The annual Wilton Park conference on arms control and disarmament is always well attended. Those arriving late may find themselves without a chair. This happened to me this year, as I missed the first two days due to a series of meetings in London. However, I found the first meeting that I was able to attend very stimulating, despite having to stand up for parts of it. Truth be told, as I was standing close to a radiator on a cold day, I didn’t mind that much.
The meeting discussed how to bring about a conference on the long-proposed weapons of mass destruction free zone in the Middle East. Such a conference was promised by parties to the 1968 Nuclear Non-Proliferation Treaty (NPT) at the eight review conference of the treaty, held earlier this year in New York. Then, the nuclear-weapon states promised to fully engage and support this conference.
One question discussed at Wilton Park was what, if anything, is in it for the Israeli government. ‘Israel’s strategic situation has changed’, one participant argued, ‘and it is more difficult now’ than some 15 years ago. Much of the technical groundwork has already been laid by the International Atomic Energy Agency, another participant argued, and will be transmitted to the United Nations, which is tasked at coordinating the conference, when requested and ‘together with a bill for services rendered’.
The Fissile Material Cut-Off Treaty (FMCT) was also intensively discussed, especially together with an idea that has recently been gaining traction: that the treaty should be negotiated outside of the Conference on Disarmament (the ‘CD’). What this treaty should do is subject to considerable debate. Some argue that it should cap the production of fissile material for weapons purposes, but leave accumulated stockpiles aside. Others argue that the treaty is meaningless unless it imposes some quantitative controls on existing stocks. The CD, a diplomatic conference charged with negotiating multilateral arms control and disarmament agreements, has been stalled over this debate for over a decade.

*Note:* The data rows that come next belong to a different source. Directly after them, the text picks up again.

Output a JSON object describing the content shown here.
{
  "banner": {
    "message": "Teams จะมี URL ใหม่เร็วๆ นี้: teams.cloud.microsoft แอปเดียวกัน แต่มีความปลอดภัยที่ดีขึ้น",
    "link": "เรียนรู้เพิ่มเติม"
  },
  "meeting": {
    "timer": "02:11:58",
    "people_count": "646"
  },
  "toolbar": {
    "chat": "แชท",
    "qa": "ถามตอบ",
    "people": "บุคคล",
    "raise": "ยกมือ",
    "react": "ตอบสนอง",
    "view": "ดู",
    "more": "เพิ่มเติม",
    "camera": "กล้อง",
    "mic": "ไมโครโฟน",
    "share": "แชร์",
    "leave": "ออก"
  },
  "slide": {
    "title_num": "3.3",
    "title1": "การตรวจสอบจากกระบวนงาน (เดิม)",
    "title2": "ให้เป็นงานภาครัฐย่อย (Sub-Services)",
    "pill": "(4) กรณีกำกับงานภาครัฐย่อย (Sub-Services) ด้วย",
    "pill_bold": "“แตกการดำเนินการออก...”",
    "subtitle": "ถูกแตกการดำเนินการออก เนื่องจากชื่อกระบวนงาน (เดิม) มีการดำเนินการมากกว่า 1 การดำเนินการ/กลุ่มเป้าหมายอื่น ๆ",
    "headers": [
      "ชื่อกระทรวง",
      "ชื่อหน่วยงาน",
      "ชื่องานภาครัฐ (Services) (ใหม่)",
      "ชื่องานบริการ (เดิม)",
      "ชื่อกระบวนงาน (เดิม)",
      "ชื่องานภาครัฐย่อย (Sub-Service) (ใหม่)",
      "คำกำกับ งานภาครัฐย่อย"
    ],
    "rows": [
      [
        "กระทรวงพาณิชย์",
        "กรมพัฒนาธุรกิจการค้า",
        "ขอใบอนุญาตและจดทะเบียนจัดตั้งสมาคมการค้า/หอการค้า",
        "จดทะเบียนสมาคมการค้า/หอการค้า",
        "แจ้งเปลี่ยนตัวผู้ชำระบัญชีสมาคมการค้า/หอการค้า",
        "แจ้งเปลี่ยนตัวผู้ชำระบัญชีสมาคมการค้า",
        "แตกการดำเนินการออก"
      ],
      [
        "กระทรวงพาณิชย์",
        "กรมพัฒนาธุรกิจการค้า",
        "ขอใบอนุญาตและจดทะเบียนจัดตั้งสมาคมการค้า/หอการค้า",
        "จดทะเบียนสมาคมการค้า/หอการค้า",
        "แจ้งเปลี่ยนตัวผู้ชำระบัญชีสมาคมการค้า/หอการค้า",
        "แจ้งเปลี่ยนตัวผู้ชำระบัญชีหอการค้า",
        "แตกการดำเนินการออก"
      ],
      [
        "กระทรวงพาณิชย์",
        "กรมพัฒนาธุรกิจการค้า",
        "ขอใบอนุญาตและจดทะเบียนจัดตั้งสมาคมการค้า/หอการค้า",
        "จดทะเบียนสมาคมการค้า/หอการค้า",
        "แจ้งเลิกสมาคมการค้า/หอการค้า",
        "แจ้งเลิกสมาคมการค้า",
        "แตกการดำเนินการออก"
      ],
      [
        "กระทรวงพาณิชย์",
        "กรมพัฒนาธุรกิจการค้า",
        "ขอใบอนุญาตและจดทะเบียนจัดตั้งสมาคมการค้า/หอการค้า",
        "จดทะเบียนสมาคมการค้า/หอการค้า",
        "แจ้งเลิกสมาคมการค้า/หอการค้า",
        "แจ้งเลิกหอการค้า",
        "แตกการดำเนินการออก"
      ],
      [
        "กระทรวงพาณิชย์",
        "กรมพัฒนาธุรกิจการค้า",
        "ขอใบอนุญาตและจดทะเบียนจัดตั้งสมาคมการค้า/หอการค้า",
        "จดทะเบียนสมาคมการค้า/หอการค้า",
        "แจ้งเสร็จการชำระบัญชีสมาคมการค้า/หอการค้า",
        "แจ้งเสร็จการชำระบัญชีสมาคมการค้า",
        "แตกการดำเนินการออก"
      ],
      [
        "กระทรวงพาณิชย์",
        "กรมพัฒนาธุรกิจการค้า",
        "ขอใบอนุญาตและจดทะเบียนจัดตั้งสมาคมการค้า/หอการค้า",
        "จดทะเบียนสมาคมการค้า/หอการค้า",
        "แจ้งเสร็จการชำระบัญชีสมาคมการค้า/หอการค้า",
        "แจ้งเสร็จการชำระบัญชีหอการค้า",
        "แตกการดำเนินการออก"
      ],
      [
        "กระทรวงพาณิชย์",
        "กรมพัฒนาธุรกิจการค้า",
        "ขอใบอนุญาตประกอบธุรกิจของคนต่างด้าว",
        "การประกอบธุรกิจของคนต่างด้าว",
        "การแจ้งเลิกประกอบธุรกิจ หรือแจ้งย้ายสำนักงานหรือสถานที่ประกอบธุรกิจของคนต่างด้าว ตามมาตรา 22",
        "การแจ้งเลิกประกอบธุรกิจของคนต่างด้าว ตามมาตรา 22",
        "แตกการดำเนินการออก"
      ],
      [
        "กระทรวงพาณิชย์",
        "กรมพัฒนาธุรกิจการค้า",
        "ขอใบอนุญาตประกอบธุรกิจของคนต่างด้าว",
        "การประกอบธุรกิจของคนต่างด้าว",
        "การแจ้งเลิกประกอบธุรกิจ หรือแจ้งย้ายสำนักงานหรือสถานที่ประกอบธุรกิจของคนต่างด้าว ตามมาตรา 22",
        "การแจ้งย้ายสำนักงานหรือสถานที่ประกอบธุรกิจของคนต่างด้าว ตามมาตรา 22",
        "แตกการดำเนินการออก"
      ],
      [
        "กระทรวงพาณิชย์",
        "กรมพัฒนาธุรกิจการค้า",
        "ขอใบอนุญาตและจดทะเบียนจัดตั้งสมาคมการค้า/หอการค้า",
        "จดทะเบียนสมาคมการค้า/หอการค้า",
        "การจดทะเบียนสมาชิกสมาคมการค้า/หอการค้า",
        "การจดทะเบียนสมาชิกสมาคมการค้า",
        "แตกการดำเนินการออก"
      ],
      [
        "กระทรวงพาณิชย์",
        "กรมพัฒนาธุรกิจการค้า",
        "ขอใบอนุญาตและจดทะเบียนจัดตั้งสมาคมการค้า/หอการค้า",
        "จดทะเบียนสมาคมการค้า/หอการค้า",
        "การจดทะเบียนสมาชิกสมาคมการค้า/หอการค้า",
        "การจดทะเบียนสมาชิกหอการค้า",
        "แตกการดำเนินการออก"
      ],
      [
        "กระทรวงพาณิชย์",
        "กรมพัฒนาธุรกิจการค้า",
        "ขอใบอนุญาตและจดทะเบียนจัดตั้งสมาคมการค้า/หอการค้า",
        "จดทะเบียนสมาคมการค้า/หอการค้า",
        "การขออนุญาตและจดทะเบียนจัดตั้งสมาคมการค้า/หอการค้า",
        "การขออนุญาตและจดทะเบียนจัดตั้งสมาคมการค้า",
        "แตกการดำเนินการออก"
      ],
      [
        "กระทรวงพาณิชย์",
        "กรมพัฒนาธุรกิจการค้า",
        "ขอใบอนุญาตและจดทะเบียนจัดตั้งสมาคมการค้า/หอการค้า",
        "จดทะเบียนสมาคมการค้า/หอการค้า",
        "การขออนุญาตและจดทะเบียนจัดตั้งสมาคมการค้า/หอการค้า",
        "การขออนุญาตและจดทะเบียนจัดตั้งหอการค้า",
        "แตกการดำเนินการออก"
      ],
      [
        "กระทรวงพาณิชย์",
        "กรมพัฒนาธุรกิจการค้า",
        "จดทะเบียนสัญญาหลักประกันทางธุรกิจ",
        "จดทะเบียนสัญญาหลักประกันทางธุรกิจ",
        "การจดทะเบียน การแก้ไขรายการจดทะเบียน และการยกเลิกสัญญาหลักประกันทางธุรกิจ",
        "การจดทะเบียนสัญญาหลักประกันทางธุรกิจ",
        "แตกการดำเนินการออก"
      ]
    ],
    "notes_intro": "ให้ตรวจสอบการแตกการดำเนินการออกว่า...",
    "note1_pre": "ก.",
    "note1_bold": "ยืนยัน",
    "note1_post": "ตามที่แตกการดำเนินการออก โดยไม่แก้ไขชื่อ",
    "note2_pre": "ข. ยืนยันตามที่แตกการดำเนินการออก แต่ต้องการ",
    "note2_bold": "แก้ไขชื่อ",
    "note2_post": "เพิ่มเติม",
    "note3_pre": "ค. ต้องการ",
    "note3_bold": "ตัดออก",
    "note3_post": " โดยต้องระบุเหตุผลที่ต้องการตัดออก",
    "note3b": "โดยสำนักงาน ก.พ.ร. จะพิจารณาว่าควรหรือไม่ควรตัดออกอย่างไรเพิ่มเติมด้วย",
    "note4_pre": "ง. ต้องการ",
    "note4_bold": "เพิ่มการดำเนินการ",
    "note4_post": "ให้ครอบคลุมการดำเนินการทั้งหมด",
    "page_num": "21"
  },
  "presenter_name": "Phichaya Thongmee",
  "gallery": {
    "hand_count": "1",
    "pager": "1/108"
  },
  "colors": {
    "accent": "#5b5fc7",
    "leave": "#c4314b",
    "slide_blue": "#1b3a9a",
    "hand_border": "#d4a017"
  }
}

This has led to intense frustration, and now calls for moving negotiations to another, smaller forum.
The question at hand is whether or not this would achieve anything, and whose objectives such a move would best serve. If the intention with the proposed treaty is simply to formalize the already existing production moratorium amongst the nuclear-weapon states, this may be a good development. The majority of the P-5, as this grouping of states is sometimes called, shares the view that the treaty should look at future production, and leave the past alone. However, one of the P-5 members is reluctant to accept this as it orients itself not only in relation to the other nuclear-weapon states, but also to the other three states standing outside the NPT. The worst case scenario would be for treaty negotiations to be moved outside the CD, only to have them stall again. This could both wreck the CD, and at the same time destroy prospects for meaningful negotiations on the FMCT.
The meeting also discussed prospects for further strides towards multilateral disarmament. The goodwill generated by the 2010 NPT Review Conference seems to have faded somewhat, as the start of the session illustrated. An attempt by one nuclear-weapon state participant to explain his country’s position backfired, as others began to accuse him of attempting to revise, or downplay, the outcome of the conference. ‘You don’t need to tell me what the conference documents means’, one non-nuclear-weapon state participant forcefully argued. ‘I was there too, remember?’
In a similar way, many participants privately expressed the opinion that the debate on how to verify multilateral arms reductions felt flat and uninspired. I would not agree with that. The presentations by David Chambers and Joe Pilat were considered and thoughtful, as well as cautiously optimistic. Mr Chamber’s call for more states to get involved in multilateral disarmament verification R&D was welcomed. On behalf of VERTIC, I thanked the Atomic Weapons Establishment for our past cooperative research on the UK-Norway Initiative, which has been very fruitful.
Overall, I use Wilton Park as a way of gauging the health of the nuclear non-proliferation regime. And while it is too early to tell for sure, I sense a slight retrenchment of the positions of some of the nuclear-weapon states on disarmament issues. A representative of a prominently-engaged non-nuclear-weapon state once told me over dinner in New York that the successful outcome to the NPT Review Conference had in fact been a ‘failure in disguise’. I believe that it is too early to make pronouncements of that kind. The coming years will show whether the nuclear-weapon states are serious about implementing their ‘serious political commitments’, as one ambassador put it, ‘in an accountable fashion’.
Last changed: Jan 11 2011 at 6:14 PM